Another random find, Judy Sierra and Marc Brown’s Wild About Books was displayed on the same shelf with Katie Cleminson’s Otto the Book Bear and We Are in a Book! by Mo Willems, the reviews of which I have posted a while back. I had to go back for it the second time around because picture books are costly! They’re worth every penny, though, because picture books are truly a good investment. Wild About Books is another feature for our bimonthly theme Books About Books and the River of Words.
Books on a Wild Ride
It started the summer of 2002,
When the Springfield librarian, Molly McGrew,
By mistake drove her bookmobile into the zoo.
Wild About Books received the E.B. White Read Aloud Award (Terrific Book) and it was well-deserved because stories in rhyme are simply fun to read! When I first picked up the book, I didn’t realize that the story was told in verses. I got excited when I purchased the book and read the front jacketflap. While I prefer narratives, I enjoy a good verse once in a while. Wild About Books is one of them!
I have never seen a bookmobile, but it would be nice to see one once in a while. I like the idea of a bookmobile because it “brings” books to people, making these books (and reading!) more accessible to the public. In the story, however, the public refers to the zoo animals! Imagine how riotous it would be!
Love for Books, Love for Reading
In a flash, every beast in the zoo was stampeding
To learn all about this new something called reading.
Aside from a good laugh, I enjoy reading picture books that promote literacy. Wild About Books does just that. Zoo animals may be domesticated but what do they know about books and reading?! Animals don’t read… or do they?
Marc Brown’s gorgeous, vibrant paintings complement the lively, animated storytelling of Judy Sierra. All illustrations were in the form of two-page spreads, and one of my favorites was that part where all these animals rushed toward Molly, curious about the book in her hand and her reading.
There’s That Special Book for You
The pandas demanded more books in Chinese
Molly filled their requests, always eager to please.
She even found waterproof books for the otter,
Who never went swimming without Harry Potter.
Wild About Books gives a “full-blast” celebration of the joy of reading. While it’s not THE definitive book about books, it’s up there in the list. Even with its simple storyline (simple but fun!), Wild About Books manages to tug at every person’s heart, readers and non-readers alike.
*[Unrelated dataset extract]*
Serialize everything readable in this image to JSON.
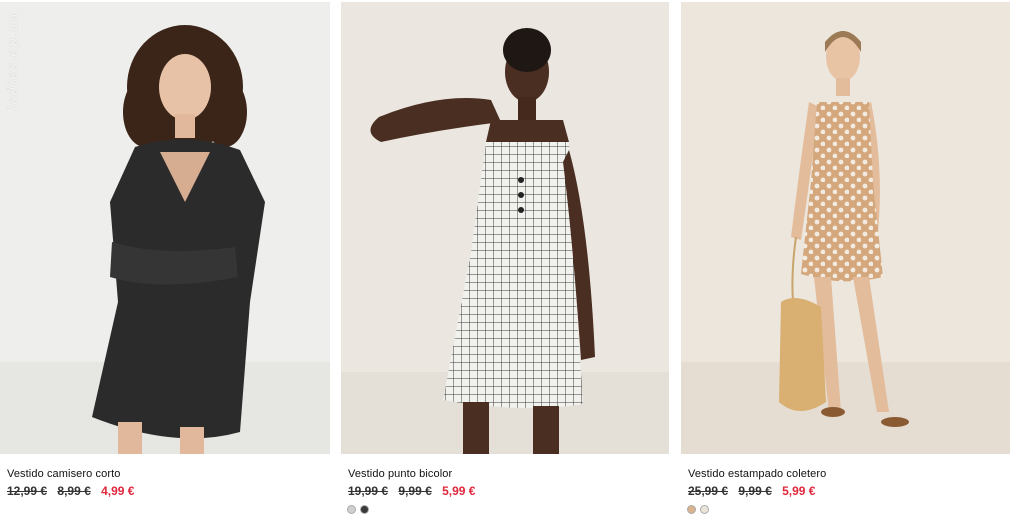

Whether or not you read books, I’m quite certain there’s that particular book for you that would engage you to read. It can be as bold as the classics or as simple as a computer magazine. Do you find yourself wishing that everyone likes to read as much as you do? I do, occasionally. Reasons such as “reading is not for me” or “I always fall asleep when I read” are unacceptable, in my humble opinion. I truly believe that there’s really a special, magical book for every single one of us. You just gotta look for it. Books love to be discovered and, if you don’t come to them, they will come to you. (I think I just made a Griffin and Sabine reference there! Hehe.) Just wait and see, and you’ll find that book. Maybe then you’ll realize just how much fun reading can be.
References to Dr. Seuss, Among Other Books
On the last page, Judy Sierra and Marc Brown write,
“This book is for our favorite doctor, artist, poet, fun concoter: Theodor Seuss Geisel, 1904-1991.”
While I was browsing through book covers of Wild About Books, I came across Judy Sierra’s website. She gives a short explanation on what inspired her to write the book. What caught my interest, however, was the list of Dr. Seuss references that she made in Wild About Books. Here are those references, as listed on her website:
- Molly McGrew is the “Springfield librarian.” Dr. Seuss grew up in Springfield, Massachusetts, where his father was on the board of the city zoo. (You can read about this and the childhood of Dr. Seuss in my review of The Boy on Fairfield Street by Kathleen Krull.)
- Molly has the same last name as the hero of Dr. Seuss’s If I Ran the Zoo, Gerald McGrew (which conveniently rhymes with “zoo”).
- At the beginning of the book, there is an illustration of Molly reading The Cat in the Hat to the zoo animals. (The title was even mentioned in the actual verse.)
In addition to these Dr. Seuss references, Wild About Books also mentions a few popular book titles. These include Harry Potter, Nancy Drew, Crictor, Goodnight Moon, and The Wizard of Oz.
Teacher Links and Resources
I found a bunch of activities and lesson plans that teachers can use to discuss Wild About Books to their students. There is a lot of resources, to be honest, and I decided to share a few of them. Scholastic provides a Wild About Books Discussion Guide and a list of related activities that can be done in the classroom. Teachers@Random (House) provides a downloadable PDF file that includes worksheets for children to fill out. TeachingBooks also provides a variety of useful links that teachers can go to for more lesson plans and classroom guides. In addition to these links that I shared, you can also type “Wild About Books activities” on Google and you will find documents that automatically downloads to your computer when you click them. There is truly a whole bunch of activities you can find for this picture book. I hope you find those that are most useful to your classroom setting.